■ **TASK OBJECTIVE**
Make an exact copy of the listing below. Pictures stay out of it.

■ **DATA LISTING**
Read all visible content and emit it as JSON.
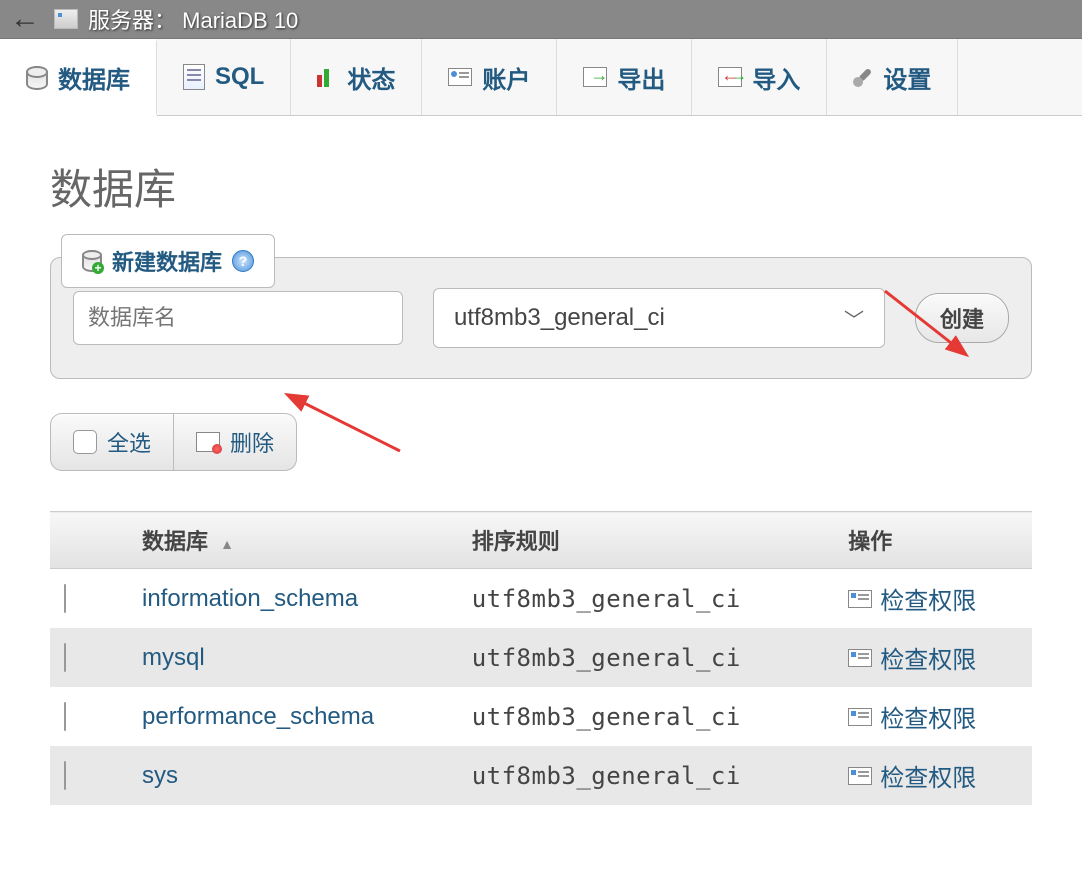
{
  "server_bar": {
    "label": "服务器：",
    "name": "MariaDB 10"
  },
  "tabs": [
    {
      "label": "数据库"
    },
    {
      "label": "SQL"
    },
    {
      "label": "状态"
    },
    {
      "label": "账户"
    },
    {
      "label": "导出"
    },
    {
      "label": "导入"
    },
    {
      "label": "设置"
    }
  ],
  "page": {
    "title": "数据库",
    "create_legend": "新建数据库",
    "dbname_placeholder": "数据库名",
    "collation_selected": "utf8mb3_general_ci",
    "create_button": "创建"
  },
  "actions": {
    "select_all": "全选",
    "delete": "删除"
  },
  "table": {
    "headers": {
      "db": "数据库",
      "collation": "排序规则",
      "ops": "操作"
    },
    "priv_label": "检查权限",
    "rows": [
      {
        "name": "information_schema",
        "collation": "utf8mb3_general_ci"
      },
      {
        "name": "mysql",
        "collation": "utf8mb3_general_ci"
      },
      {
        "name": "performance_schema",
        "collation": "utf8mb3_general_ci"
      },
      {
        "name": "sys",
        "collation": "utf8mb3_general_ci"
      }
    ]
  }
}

■ **SOLUTION FOR THIS TASK**
Read all visible content and emit it as JSON.
{
  "server_bar": {
    "label": "服务器：",
    "name": "MariaDB 10"
  },
  "tabs": [
    {
      "label": "数据库"
    },
    {
      "label": "SQL"
    },
    {
      "label": "状态"
    },
    {
      "label": "账户"
    },
    {
      "label": "导出"
    },
    {
      "label": "导入"
    },
    {
      "label": "设置"
    }
  ],
  "page": {
    "title": "数据库",
    "create_legend": "新建数据库",
    "dbname_placeholder": "数据库名",
    "collation_selected": "utf8mb3_general_ci",
    "create_button": "创建"
  },
  "actions": {
    "select_all": "全选",
    "delete": "删除"
  },
  "table": {
    "headers": {
      "db": "数据库",
      "collation": "排序规则",
      "ops": "操作"
    },
    "priv_label": "检查权限",
    "rows": [
      {
        "name": "information_schema",
        "collation": "utf8mb3_general_ci"
      },
      {
        "name": "mysql",
        "collation": "utf8mb3_general_ci"
      },
      {
        "name": "performance_schema",
        "collation": "utf8mb3_general_ci"
      },
      {
        "name": "sys",
        "collation": "utf8mb3_general_ci"
      }
    ]
  }
}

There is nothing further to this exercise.